The campaign has a broad range of scenarios to play through and minimizes the time you have to spend fussing around with puzzles.  RE5 has been called more of an action game than a survival horror game and I agree with that sentiment.  There’s still a survival horror flavor that lingers but the substance of the game is definitely gunning down monsters and traversing dangerous levels.

The characters themselves are pretty lame, and are derived from movie cliches.  Like Modern Warfare 2, RE5 does manage to outdo movies when it comes to action. But when it comes to anything having to do with Chris Redfield, it’s guaranteed to be dumb as a box of rocks.  If that’s the way it’s going to be though, allow me to make a suggestion for a movie that Resident Evil should derive itself from.

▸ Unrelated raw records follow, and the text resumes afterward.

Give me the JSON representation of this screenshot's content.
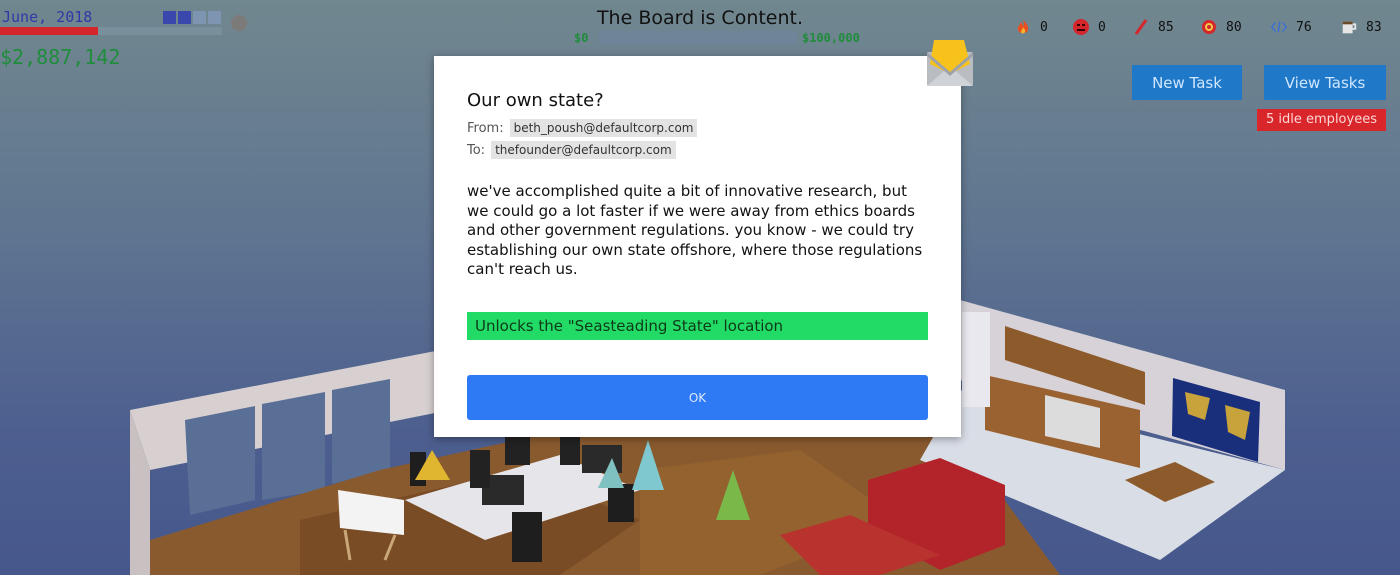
{
  "hud": {
    "date": "June, 2018",
    "cash": "$2,887,142",
    "month_progress": 0.44,
    "week_squares_on": 2,
    "week_squares_total": 4
  },
  "board": {
    "status": "The Board is Content.",
    "min_label": "$0",
    "max_label": "$100,000",
    "progress": 0.0
  },
  "stats": [
    {
      "icon": "fire-icon",
      "value": "0",
      "color": "#e8501f"
    },
    {
      "icon": "angry-face-icon",
      "value": "0",
      "color": "#d4262b"
    },
    {
      "icon": "pencil-icon",
      "value": "85",
      "color": "#d4262b"
    },
    {
      "icon": "target-icon",
      "value": "80",
      "color": "#d4262b"
    },
    {
      "icon": "code-icon",
      "value": "76",
      "color": "#3a6fd8"
    },
    {
      "icon": "coffee-mug-icon",
      "value": "83",
      "color": "#cccccc"
    }
  ],
  "actions": {
    "new_task": "New Task",
    "view_tasks": "View Tasks",
    "idle_badge": "5 idle employees"
  },
  "email": {
    "subject": "Our own state?",
    "from_label": "From:",
    "from": "beth_poush@defaultcorp.com",
    "to_label": "To:",
    "to": "thefounder@defaultcorp.com",
    "body": "we've accomplished quite a bit of innovative research, but we could go a lot faster if we were away from ethics boards and other government regulations. you know - we could try establishing our own state offshore, where those regulations can't reach us.",
    "effect": "Unlocks the \"Seasteading State\" location",
    "ok_label": "OK"
  },
  "colors": {
    "accent": "#2e7af5",
    "cash": "#1f8d3c",
    "alert": "#d8262b",
    "effect": "#22db66"
  }
}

Starship Troopers is no creative heavyweight when it comes to characters or storytelling, but the movie is still entertaining for its mix of the serious and the not-so-serious.  Resident Evil is already known for its campiness and Starship Troopers was a great mix of action, humor, and science fiction.  Capcom should dial up the campiness of RE in future installments, because few people are going to be compelled by Chris Redfield’s biceps and one-dimensional commitment to justice, or to Chris and Sheva’s ‘partnership,’ which would be better classified as a sort of “casual encounter” in zombie fighting.  It’s also disappointing to see a villain like Albert Wesker go the way of Sephiroth: a science experiment with aspirations to become a god that’s trotted out every couple of years like a bizarre sort of show dog.  Resident Evil 5 was very good, but there’s still room for improvement and still a reason to play it after all these years.

Rating: 3/4

See also: Trailer, Buy it on Amazon, Rent it at Gamefly

and finally:

Micro Review: Silent Hill Homecoming [3/4]

A thoroughly unnerving experience as I marathoned it over the weekend. There were lots of great/intense moments and I feel that it really took Silent Hill to the next level with this generation of games. I did get pretty frustrated with the combat at times. Music, environments, monsters and characters were all well done and scary. There’s a lot of gore, violence, and disturbing situations, but I feel like it had a place and reason for being in the game.

See also: Trailer, Sexy Videogameland: Coming Home

Rating: 3/4